HOW TO COMPLETE THIS TASK:
Return the material exactly. Every line must stay as it is.

MATERIAL PROVIDED:
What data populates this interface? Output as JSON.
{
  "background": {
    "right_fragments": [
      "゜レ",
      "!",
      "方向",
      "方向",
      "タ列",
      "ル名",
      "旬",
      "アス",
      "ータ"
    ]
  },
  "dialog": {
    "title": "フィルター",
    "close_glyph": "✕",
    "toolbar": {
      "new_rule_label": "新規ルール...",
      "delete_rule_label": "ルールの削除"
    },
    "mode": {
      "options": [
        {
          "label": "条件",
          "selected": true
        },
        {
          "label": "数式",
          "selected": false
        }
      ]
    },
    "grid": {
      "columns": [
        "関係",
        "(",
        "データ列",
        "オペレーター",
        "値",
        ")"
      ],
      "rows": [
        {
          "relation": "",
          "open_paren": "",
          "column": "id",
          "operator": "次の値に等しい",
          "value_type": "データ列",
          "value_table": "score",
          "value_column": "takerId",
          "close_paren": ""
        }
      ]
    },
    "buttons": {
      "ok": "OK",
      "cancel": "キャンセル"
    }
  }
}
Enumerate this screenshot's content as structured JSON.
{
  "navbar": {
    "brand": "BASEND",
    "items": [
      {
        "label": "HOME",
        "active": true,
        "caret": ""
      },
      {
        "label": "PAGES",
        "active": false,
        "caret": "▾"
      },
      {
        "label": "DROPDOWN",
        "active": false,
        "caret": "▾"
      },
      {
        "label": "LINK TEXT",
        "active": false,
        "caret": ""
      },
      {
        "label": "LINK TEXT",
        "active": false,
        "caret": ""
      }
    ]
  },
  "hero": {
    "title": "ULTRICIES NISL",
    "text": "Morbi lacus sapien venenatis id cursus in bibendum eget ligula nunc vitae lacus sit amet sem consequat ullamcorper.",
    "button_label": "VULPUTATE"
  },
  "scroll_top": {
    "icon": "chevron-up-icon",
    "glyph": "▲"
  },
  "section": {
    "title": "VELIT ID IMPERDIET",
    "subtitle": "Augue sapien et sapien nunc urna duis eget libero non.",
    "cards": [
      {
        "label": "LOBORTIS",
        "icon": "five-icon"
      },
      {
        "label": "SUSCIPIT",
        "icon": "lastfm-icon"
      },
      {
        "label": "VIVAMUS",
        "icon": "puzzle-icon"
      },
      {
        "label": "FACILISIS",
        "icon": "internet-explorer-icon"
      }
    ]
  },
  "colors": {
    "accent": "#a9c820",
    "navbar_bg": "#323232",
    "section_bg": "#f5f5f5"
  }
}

SOLVED EXERCISE:
What data populates this interface? Output as JSON.
{
  "background": {
    "right_fragments": [
      "゜レ",
      "!",
      "方向",
      "方向",
      "タ列",
      "ル名",
      "旬",
      "アス",
      "ータ"
    ]
  },
  "dialog": {
    "title": "フィルター",
    "close_glyph": "✕",
    "toolbar": {
      "new_rule_label": "新規ルール...",
      "delete_rule_label": "ルールの削除"
    },
    "mode": {
      "options": [
        {
          "label": "条件",
          "selected": true
        },
        {
          "label": "数式",
          "selected": false
        }
      ]
    },
    "grid": {
      "columns": [
        "関係",
        "(",
        "データ列",
        "オペレーター",
        "値",
        ")"
      ],
      "rows": [
        {
          "relation": "",
          "open_paren": "",
          "column": "id",
          "operator": "次の値に等しい",
          "value_type": "データ列",
          "value_table": "score",
          "value_column": "takerId",
          "close_paren": ""
        }
      ]
    },
    "buttons": {
      "ok": "OK",
      "cancel": "キャンセル"
    }
  }
}
Enumerate this screenshot's content as structured JSON.
{
  "navbar": {
    "brand": "BASEND",
    "items": [
      {
        "label": "HOME",
        "active": true,
        "caret": ""
      },
      {
        "label": "PAGES",
        "active": false,
        "caret": "▾"
      },
      {
        "label": "DROPDOWN",
        "active": false,
        "caret": "▾"
      },
      {
        "label": "LINK TEXT",
        "active": false,
        "caret": ""
      },
      {
        "label": "LINK TEXT",
        "active": false,
        "caret": ""
      }
    ]
  },
  "hero": {
    "title": "ULTRICIES NISL",
    "text": "Morbi lacus sapien venenatis id cursus in bibendum eget ligula nunc vitae lacus sit amet sem consequat ullamcorper.",
    "button_label": "VULPUTATE"
  },
  "scroll_top": {
    "icon": "chevron-up-icon",
    "glyph": "▲"
  },
  "section": {
    "title": "VELIT ID IMPERDIET",
    "subtitle": "Augue sapien et sapien nunc urna duis eget libero non.",
    "cards": [
      {
        "label": "LOBORTIS",
        "icon": "five-icon"
      },
      {
        "label": "SUSCIPIT",
        "icon": "lastfm-icon"
      },
      {
        "label": "VIVAMUS",
        "icon": "puzzle-icon"
      },
      {
        "label": "FACILISIS",
        "icon": "internet-explorer-icon"
      }
    ]
  },
  "colors": {
    "accent": "#a9c820",
    "navbar_bg": "#323232",
    "section_bg": "#f5f5f5"
  }
}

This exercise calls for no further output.